No relationship to legal studies. . . . just a vent and a notice. Upgrading the e-mail at work. I am sure this is a good thing in the end. For now, I just clicked check mail and re-received over a thousand e-mails from over the past year or so. Undoubtedly there are real new e-mails peppered in this download, but can I really go through all of them? So if you are trying to e-mail me lately, I may have an even greater than usual liklihood of not getting back.
I know, retired. But COME ON New York Times, this MUST be the lamest excuse for an article about the Supreme Court EVER.
Does it mention the grounds for these 11 rejected death row appeals? Well, yes, but just one. (Ooooh — on the 4th or 5th reading I realize that these were ALL cruel and unusual 8th amendment claims based on the lethal injection method being too painful).
Does it go into such detail that the average reader stops caring about the individual defendants? Hmmm . . . let’s see:

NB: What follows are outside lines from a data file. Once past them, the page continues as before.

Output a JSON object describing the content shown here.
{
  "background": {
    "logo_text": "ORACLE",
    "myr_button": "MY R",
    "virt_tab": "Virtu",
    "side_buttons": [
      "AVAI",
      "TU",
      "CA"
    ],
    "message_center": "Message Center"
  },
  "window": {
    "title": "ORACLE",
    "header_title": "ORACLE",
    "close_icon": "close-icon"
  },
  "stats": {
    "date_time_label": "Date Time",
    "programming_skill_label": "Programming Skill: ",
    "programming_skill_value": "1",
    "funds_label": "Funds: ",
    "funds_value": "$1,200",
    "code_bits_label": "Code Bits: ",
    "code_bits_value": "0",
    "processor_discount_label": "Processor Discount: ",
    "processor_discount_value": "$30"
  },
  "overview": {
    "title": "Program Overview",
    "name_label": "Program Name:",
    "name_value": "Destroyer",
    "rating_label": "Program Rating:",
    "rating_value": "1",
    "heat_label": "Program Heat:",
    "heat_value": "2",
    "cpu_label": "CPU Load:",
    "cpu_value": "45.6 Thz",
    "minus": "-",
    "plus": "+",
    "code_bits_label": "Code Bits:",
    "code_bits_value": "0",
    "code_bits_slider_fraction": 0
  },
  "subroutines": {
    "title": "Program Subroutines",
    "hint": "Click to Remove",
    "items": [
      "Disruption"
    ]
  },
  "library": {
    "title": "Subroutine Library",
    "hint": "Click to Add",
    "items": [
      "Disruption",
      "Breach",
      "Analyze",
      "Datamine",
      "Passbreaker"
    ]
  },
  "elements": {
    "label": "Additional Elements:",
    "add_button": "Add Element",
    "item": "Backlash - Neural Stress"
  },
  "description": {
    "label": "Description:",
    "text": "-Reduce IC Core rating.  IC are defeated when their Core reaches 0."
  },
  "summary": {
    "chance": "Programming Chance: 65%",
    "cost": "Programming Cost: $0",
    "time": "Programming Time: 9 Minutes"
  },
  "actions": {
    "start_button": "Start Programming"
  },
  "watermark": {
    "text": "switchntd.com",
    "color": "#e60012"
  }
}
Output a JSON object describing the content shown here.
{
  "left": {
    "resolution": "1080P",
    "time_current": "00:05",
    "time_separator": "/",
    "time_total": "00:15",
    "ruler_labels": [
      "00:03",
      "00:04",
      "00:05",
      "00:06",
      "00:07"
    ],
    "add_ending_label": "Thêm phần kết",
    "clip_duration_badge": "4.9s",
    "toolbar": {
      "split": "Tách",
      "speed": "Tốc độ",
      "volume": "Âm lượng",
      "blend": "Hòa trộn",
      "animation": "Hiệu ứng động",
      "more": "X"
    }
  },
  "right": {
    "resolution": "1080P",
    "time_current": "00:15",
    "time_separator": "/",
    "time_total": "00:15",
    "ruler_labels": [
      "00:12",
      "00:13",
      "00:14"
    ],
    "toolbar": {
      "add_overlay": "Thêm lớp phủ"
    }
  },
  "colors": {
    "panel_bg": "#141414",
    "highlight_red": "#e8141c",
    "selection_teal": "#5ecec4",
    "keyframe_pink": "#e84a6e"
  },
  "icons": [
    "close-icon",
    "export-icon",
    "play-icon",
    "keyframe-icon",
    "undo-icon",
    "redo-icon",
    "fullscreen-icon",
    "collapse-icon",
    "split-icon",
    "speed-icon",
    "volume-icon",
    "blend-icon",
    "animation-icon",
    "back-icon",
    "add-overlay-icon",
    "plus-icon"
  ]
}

The Supreme Court on Monday turned away appeals from 11 death row prisoners in seven states, including one who killed his adoptive parents and continued to live in their home as their bodies decomposed, then cleaned up the scene so he could have a party for friends.
Yes. That makes me not care much about the guy.
Does it make me think about state killing (a la Sarat) or the implications for the states financially or morally? Ummm . . . no.
So that would be a zero for content, a minus one for deatials with no context and a minus one for getting us to think about the bigger issues. David, call the NYT right now — they must have an opening because if they keep this yahoo I’ll stop even checking their website.